grad overseeing a hundred robots doing nothing but pushing buttons and
eating donuts is pure fiction. Because people are too lazy to think, and
resistant to learning new things, they resist productivity increases,
while claiming otherwise.

> : About military: Why do you think we have it? Because some bums in the
> : government think we need it to defend our country?
> Because military forces have been around longer than anyone can remember,
> and few dare question their necessity? I dunno, you tell us.

Becuase some countries still make it too easy, or even welcome, leaders
whos idea of leadership is to rape and pillage, make enemies, and
oppress the people. The only type of diplomacy such people understand is
force. An emminent example: Iraq.

> : Most extropians despise governments, but at the same time, they are the
> : perfect democrats. Because they really believe that democracy works the
> : way it is intended to work - they just think that this way is not right.
> Well, let's have a show of hands. How many here believe there's no fraud
> in democracy as it is, in your respective city or country?

People get the government they deserve.

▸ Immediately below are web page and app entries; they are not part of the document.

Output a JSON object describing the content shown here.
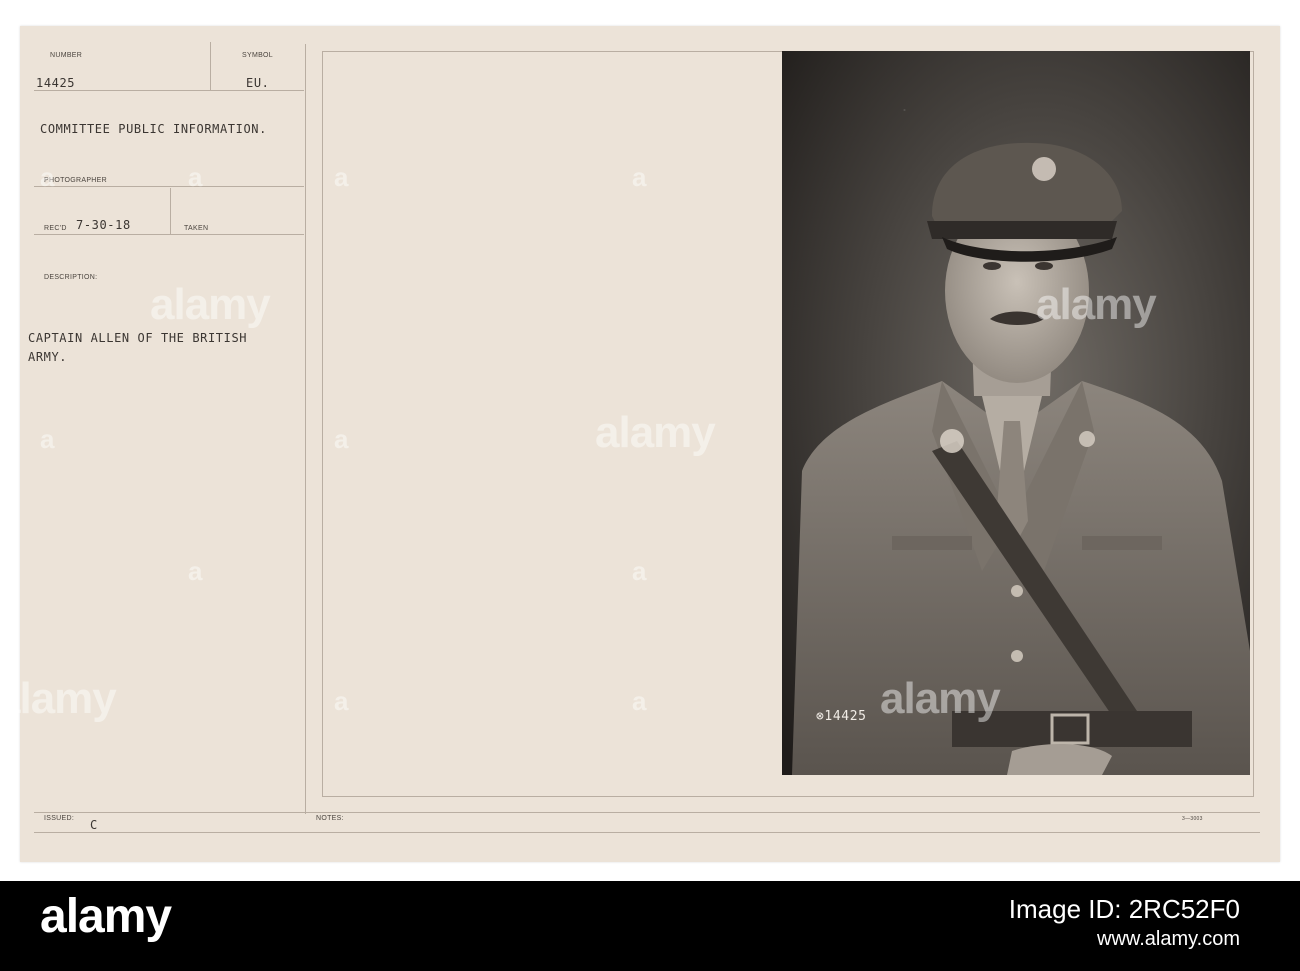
{
  "record": {
    "number_label": "NUMBER",
    "number_value": "14425",
    "symbol_label": "SYMBOL",
    "symbol_value": "EU.",
    "source": "COMMITTEE PUBLIC INFORMATION.",
    "photographer_label": "PHOTOGRAPHER",
    "recd_label": "REC'D",
    "recd_value": "7-30-18",
    "taken_label": "TAKEN",
    "description_label": "DESCRIPTION:",
    "description_line1": "CAPTAIN ALLEN OF THE BRITISH",
    "description_line2": "ARMY.",
    "issued_label": "ISSUED:",
    "issued_value": "C",
    "notes_label": "NOTES:",
    "form_code": "3—3003"
  },
  "photo": {
    "stamp": "⊗14425"
  },
  "watermark": {
    "text": "alamy",
    "letter": "a"
  },
  "footer": {
    "brand": "alamy",
    "image_id_label": "Image ID: 2RC52F0",
    "site": "www.alamy.com"
  }
}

Also, egalatarians can live in
an aristocratic society just fine, thank you, so long as they get to be
the aristocrats.

> : Dana & Laurie Kissick wrote:
> : > It is kinda like computers; the more widespread and available they
> : > are, the less likely it is that they will be used to oppress us.
> :
> : Ever heard about the NSA? That's not a product of the free market,
> : but it's a structure needed in all governments (and the free market
> : is just a new form of dictatorship).
> Wow man, that's so cosmic, y'know? Have another toke.

THey're every where, man. Just look out the window, them spy satellites
are peekin' in on YOU! Pass the munchies.

> : > "It's a far easier thing to have a firm anchor in ignorance than out
> : > to set on the troubled seas of thought."
> :
> : And many extropians seem to prefer the easy way.

And anti-business, anti-free market, anti-technologists make ignorance
their bread and butter, and wouldn't have it any other way.